Classic Fino Division: The only gait performed is the Classic Fino gait. Class protocol is: classic fino, halt, classic fino, reverse, and repeat the same, and line up. Gait is fully collected, with very slow forward speed, very rapid footfall and stride is exceedingly short. Extra tests may be asked by the judge which include: performing the classic fino gait over a sounding board, figure-eights, and reverses. The attire is the official Paso Fino show costume with a bolero style jacket, slacks, english boots and spanish felt hat. Tack is english style.
Performance Division: The gaits performed are collected corto, collected largo, and collected walk. Class protocol is: corto, largo, walk, reverse, and repeat the same, and line up. Performance gaits are executed with brilliant style, and collection. Extra tests may be asked by the judge which include: performing the corto gait over a sounding board, figure-eights, serpentines and reverses. The attire is the official Paso Fino show costume with a bolero style jacket, slacks, english boots and spanish felt hat. Tack is english style.
Pleasure Division: The gaits performed are mildly collected corto, mildly-collected largo, and flat-footed walk. Class protocol is: corto, largo, walk, reverse, and repeat the same, and line up. Pleasure gaits are executed with mild collection, style, and willingness. A back-up is required.
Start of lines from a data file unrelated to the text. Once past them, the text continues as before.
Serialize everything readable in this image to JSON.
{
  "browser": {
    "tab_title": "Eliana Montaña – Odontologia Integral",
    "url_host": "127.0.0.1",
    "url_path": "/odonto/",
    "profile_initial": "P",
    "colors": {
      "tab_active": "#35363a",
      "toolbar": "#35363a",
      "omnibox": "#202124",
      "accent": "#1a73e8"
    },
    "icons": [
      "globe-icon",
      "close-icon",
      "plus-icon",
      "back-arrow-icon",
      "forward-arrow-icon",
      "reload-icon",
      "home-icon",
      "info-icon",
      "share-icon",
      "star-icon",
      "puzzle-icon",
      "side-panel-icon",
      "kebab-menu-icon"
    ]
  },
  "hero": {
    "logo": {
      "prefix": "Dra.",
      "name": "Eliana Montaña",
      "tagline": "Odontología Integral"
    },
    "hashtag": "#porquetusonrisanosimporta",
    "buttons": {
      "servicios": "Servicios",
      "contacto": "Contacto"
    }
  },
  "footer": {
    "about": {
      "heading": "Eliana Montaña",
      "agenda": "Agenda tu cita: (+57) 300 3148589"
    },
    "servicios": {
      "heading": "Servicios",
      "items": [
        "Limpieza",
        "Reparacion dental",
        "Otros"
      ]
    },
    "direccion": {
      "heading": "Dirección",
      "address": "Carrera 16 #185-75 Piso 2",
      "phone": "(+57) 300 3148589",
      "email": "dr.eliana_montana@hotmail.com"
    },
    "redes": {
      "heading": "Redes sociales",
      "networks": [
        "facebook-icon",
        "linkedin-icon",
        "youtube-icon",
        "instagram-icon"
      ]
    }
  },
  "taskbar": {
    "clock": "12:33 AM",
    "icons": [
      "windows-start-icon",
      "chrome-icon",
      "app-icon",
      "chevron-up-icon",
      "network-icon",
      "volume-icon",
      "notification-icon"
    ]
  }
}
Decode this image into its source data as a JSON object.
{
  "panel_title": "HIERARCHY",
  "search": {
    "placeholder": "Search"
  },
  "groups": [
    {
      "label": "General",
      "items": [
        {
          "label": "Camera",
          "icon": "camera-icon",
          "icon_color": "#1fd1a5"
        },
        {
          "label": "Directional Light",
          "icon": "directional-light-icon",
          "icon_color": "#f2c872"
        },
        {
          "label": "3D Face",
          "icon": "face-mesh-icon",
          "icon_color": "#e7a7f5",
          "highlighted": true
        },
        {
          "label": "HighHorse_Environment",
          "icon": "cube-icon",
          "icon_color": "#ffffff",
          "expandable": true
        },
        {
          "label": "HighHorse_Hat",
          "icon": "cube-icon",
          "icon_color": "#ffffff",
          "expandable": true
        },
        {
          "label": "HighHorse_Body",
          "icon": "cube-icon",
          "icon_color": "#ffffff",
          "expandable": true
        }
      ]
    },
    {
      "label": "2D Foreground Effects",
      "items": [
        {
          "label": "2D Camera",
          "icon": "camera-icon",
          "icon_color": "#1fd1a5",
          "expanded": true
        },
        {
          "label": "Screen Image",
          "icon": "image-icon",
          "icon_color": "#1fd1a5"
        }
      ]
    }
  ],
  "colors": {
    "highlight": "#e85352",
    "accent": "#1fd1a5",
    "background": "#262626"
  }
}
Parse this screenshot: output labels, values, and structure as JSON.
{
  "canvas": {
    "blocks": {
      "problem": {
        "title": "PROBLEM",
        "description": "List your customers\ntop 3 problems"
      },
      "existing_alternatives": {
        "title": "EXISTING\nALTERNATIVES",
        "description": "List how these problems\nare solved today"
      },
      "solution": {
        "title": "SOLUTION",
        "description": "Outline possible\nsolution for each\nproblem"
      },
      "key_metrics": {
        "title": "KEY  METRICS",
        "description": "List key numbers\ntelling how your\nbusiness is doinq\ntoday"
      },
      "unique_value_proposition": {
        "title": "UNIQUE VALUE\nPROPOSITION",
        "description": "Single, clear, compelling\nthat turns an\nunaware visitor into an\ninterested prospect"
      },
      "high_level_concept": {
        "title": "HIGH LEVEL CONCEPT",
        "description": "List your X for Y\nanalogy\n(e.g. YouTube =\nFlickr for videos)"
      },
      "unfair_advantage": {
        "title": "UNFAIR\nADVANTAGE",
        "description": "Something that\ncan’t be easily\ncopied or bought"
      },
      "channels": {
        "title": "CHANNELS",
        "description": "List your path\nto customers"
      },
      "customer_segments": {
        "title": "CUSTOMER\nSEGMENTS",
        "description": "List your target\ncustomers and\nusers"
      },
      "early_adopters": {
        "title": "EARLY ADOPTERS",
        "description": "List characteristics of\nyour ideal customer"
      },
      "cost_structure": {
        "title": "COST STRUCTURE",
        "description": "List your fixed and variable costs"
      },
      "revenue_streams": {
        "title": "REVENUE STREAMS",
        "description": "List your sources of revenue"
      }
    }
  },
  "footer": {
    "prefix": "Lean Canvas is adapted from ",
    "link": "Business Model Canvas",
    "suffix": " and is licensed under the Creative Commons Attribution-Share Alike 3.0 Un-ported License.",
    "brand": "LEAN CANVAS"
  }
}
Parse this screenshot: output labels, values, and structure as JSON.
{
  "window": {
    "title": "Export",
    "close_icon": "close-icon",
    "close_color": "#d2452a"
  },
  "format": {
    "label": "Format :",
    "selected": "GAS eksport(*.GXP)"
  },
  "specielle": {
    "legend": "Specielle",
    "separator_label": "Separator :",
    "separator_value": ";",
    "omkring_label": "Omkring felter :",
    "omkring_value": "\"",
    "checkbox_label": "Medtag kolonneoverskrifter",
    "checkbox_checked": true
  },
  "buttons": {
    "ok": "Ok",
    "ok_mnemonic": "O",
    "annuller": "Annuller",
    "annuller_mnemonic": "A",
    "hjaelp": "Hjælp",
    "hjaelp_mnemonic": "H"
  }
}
Extra tests may be asked by the judge which include: dismounting and remounting in line-up, executing the corto gait over a sounding board, serpentines, halt on the rail combined with a backup or dismount and remount. The attire is a long sleeve blouse or shirt with a vest or a jacket, slacks, boots and hat should match style of tack. Tack is what would be suitable for trail riding -- either english, western, or plantation.
Bellas Formas Division (Halter Class): The gaits performed are a corto or classic fino gait. The horse is shown in hand by either one or two handlers. Conformation, gait and manners/finish are judged. The official Spanish Paso Fino show outfit is worn.
Specialty Division: This division showcases the versatility of the Paso Fino horse. Classes include: Western Pleasure (includes a lope), Versatility (includes a canter and jump), Trail (trail obstacle course), Costume (of Spanish origin), and Pleasure Driving (cart). Country Pleasure gives a relaxed way of going suitable for trail riding.